* **What to produce**: Take each line of the material that includes "data" and copy it.

* **Records**:
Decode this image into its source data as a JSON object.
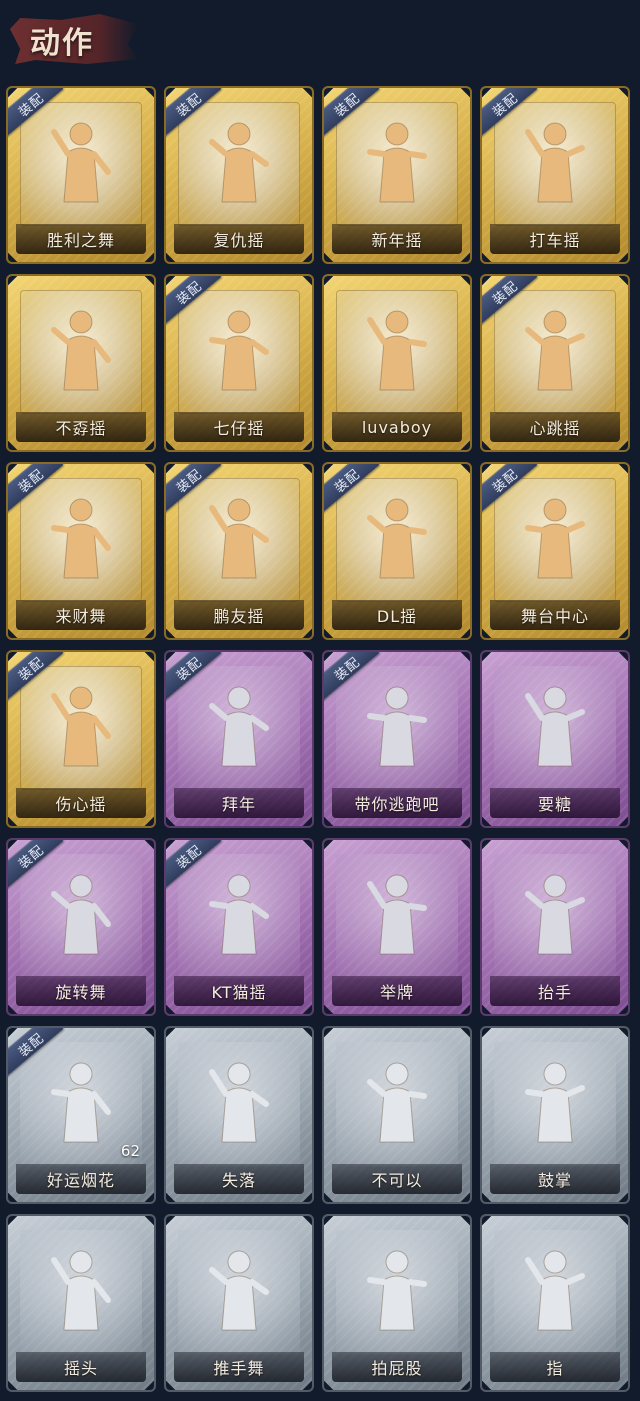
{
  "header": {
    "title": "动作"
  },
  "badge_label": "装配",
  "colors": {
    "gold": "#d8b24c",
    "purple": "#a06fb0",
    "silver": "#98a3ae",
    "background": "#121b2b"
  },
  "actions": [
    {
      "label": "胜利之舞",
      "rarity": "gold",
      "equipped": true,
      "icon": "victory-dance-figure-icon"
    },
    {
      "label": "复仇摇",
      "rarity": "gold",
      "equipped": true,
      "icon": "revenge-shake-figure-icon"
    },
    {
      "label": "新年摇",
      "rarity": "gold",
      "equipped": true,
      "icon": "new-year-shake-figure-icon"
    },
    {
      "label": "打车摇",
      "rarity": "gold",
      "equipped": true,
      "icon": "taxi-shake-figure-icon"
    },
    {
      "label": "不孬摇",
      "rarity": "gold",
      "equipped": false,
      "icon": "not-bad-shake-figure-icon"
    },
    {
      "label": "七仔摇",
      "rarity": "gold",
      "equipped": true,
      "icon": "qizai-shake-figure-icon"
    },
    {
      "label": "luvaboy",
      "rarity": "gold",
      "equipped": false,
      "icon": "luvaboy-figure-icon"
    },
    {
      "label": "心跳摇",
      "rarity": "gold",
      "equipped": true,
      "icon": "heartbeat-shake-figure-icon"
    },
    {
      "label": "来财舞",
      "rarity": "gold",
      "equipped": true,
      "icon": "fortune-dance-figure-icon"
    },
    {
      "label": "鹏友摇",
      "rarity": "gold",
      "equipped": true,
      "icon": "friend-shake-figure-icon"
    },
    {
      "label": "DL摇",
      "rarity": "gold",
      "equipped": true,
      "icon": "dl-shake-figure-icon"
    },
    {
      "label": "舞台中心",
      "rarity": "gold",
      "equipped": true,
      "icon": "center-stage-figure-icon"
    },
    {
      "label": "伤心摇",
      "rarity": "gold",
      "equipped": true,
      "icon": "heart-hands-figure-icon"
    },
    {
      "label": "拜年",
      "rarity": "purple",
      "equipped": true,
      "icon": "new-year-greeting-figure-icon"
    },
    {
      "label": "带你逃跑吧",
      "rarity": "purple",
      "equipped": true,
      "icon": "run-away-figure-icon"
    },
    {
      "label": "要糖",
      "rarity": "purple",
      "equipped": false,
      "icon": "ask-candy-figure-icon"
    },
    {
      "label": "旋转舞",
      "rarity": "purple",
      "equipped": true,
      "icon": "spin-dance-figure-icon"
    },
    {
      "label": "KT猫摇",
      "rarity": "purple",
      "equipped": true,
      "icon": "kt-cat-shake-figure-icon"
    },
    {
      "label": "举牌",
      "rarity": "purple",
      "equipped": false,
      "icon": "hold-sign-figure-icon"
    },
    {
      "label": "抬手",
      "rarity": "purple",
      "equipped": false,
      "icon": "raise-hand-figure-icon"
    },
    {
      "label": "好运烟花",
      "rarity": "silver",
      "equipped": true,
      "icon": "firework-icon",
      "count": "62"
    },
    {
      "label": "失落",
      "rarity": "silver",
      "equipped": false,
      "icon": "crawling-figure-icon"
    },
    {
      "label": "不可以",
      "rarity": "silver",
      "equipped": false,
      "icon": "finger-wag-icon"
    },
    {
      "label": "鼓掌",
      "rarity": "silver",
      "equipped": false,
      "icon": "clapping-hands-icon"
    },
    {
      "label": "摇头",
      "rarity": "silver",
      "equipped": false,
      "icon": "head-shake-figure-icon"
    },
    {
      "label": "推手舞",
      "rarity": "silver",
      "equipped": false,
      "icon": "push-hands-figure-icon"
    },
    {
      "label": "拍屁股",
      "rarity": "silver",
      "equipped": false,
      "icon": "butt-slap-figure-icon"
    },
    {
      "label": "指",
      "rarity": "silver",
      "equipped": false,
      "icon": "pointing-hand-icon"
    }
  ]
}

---

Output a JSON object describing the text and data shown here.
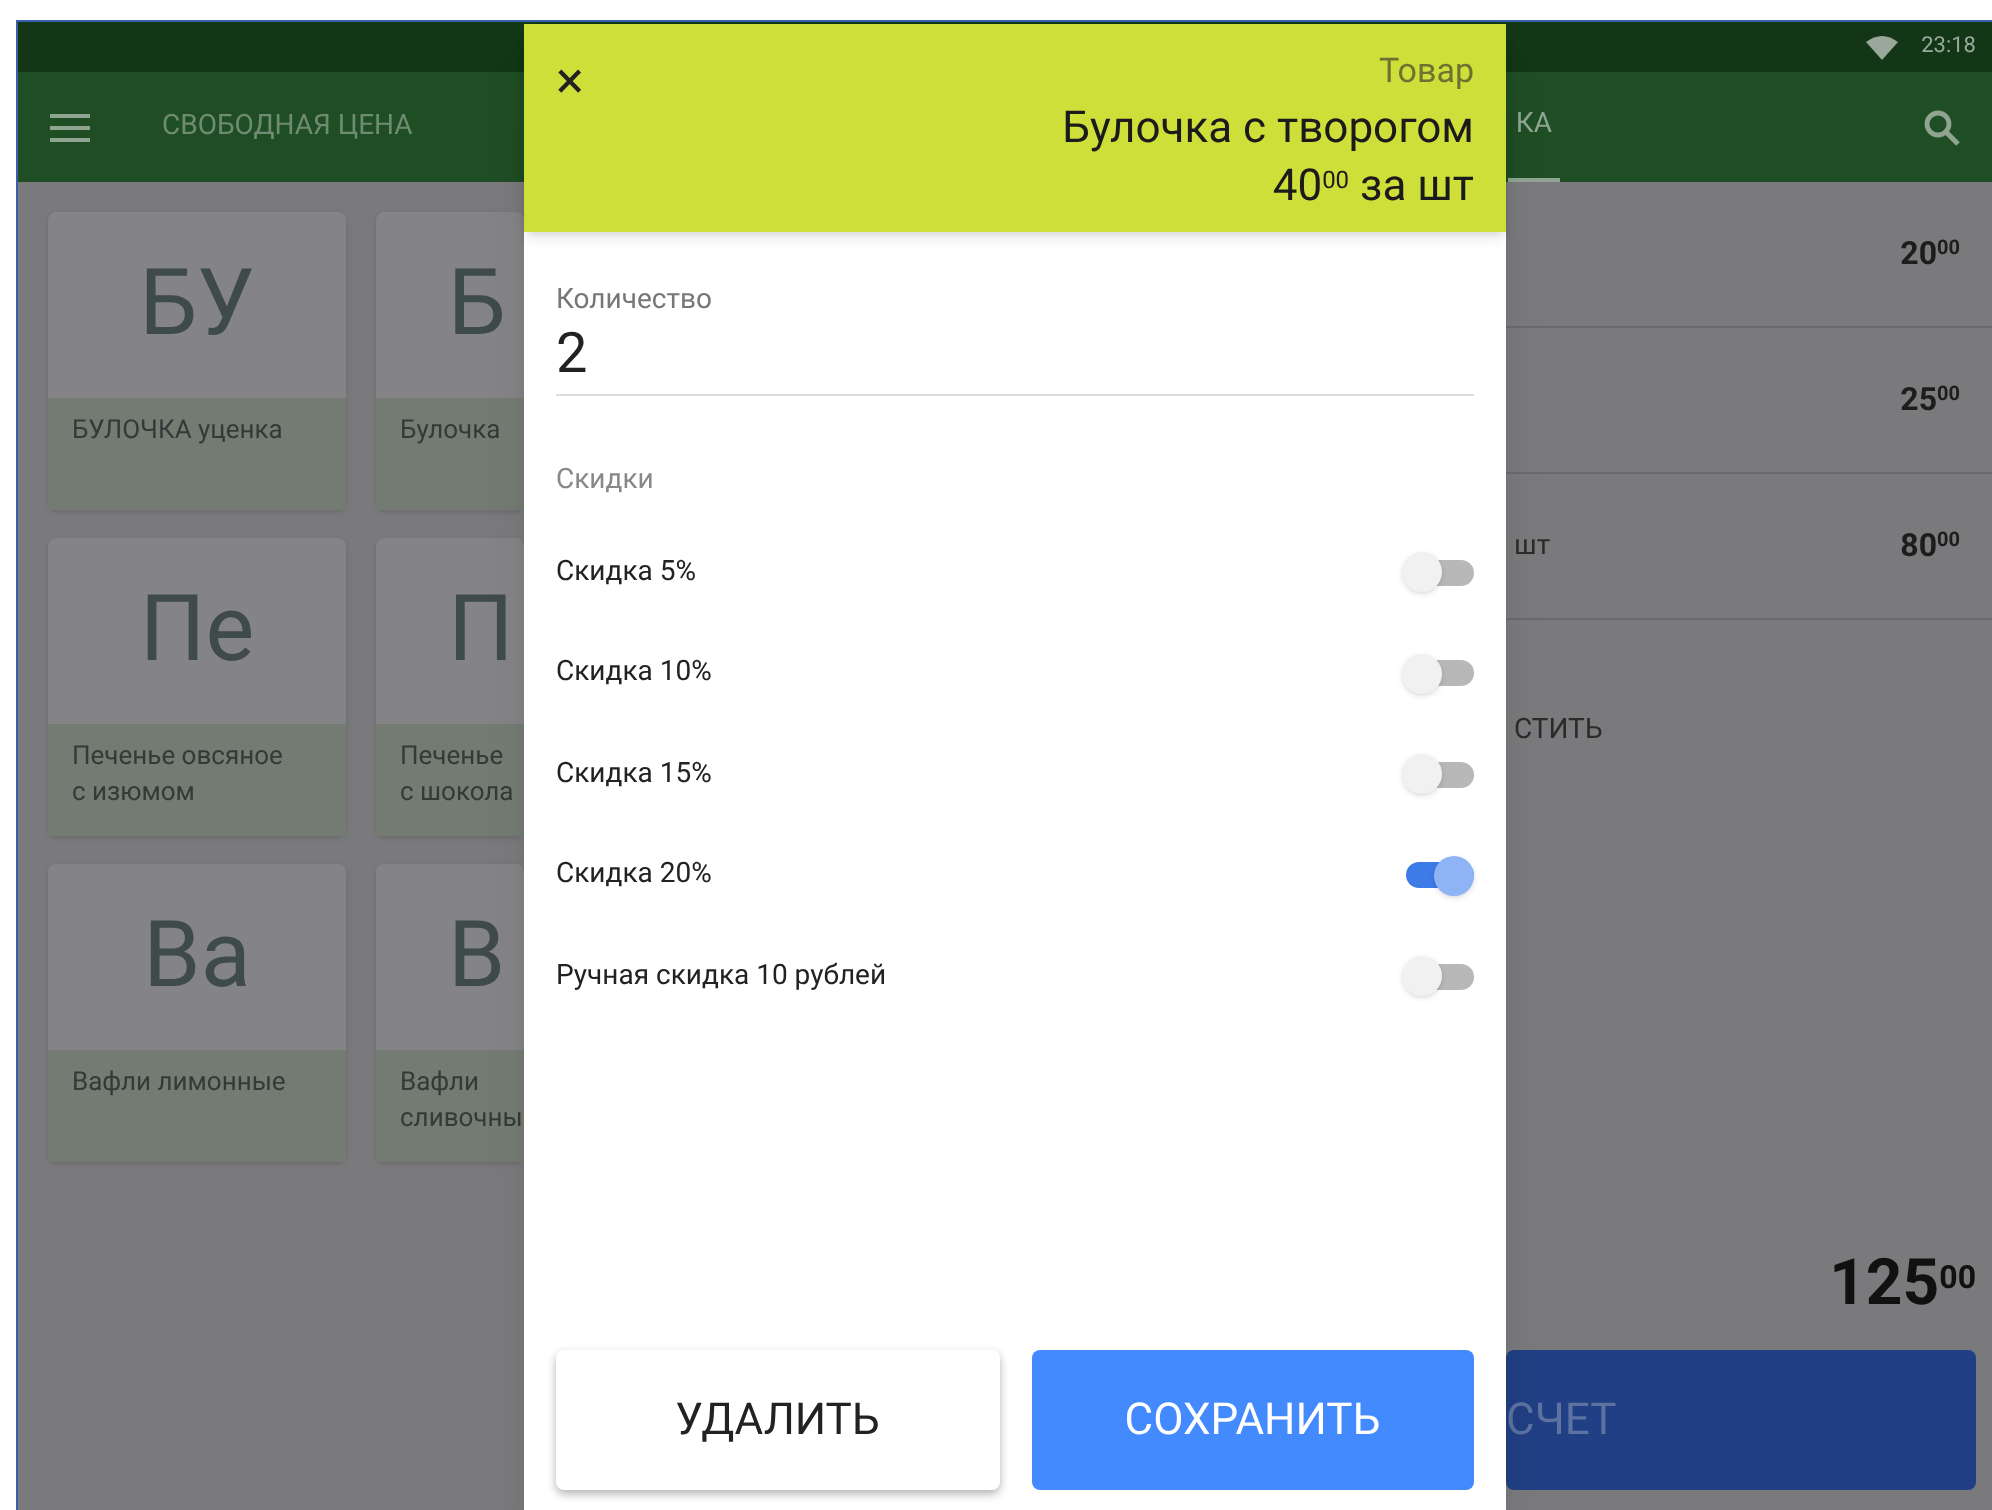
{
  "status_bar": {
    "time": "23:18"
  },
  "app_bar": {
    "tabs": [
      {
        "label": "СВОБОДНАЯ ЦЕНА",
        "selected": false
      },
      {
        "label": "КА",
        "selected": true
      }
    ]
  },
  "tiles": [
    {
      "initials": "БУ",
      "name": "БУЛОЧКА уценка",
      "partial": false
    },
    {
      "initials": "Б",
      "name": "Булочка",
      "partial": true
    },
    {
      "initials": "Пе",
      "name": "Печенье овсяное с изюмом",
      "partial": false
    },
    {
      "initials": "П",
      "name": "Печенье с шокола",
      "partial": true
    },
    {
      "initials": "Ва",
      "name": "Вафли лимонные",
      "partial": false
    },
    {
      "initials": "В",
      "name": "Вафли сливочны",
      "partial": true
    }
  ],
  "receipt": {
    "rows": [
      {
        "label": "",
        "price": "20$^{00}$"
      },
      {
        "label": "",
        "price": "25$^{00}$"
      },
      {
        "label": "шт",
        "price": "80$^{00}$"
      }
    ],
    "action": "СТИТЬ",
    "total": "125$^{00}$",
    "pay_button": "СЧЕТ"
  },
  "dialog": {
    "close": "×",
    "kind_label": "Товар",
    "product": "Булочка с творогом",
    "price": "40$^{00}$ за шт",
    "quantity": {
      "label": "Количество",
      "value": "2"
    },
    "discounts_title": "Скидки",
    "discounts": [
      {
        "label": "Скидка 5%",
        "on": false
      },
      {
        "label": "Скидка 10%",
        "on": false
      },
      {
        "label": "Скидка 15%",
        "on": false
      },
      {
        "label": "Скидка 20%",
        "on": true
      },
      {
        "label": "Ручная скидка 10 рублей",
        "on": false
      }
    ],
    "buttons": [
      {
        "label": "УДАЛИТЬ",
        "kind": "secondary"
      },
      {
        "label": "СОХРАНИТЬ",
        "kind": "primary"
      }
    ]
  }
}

* **Response box**:
Decode this image into its source data as a JSON object.
Output a JSON object describing the text and data shown here.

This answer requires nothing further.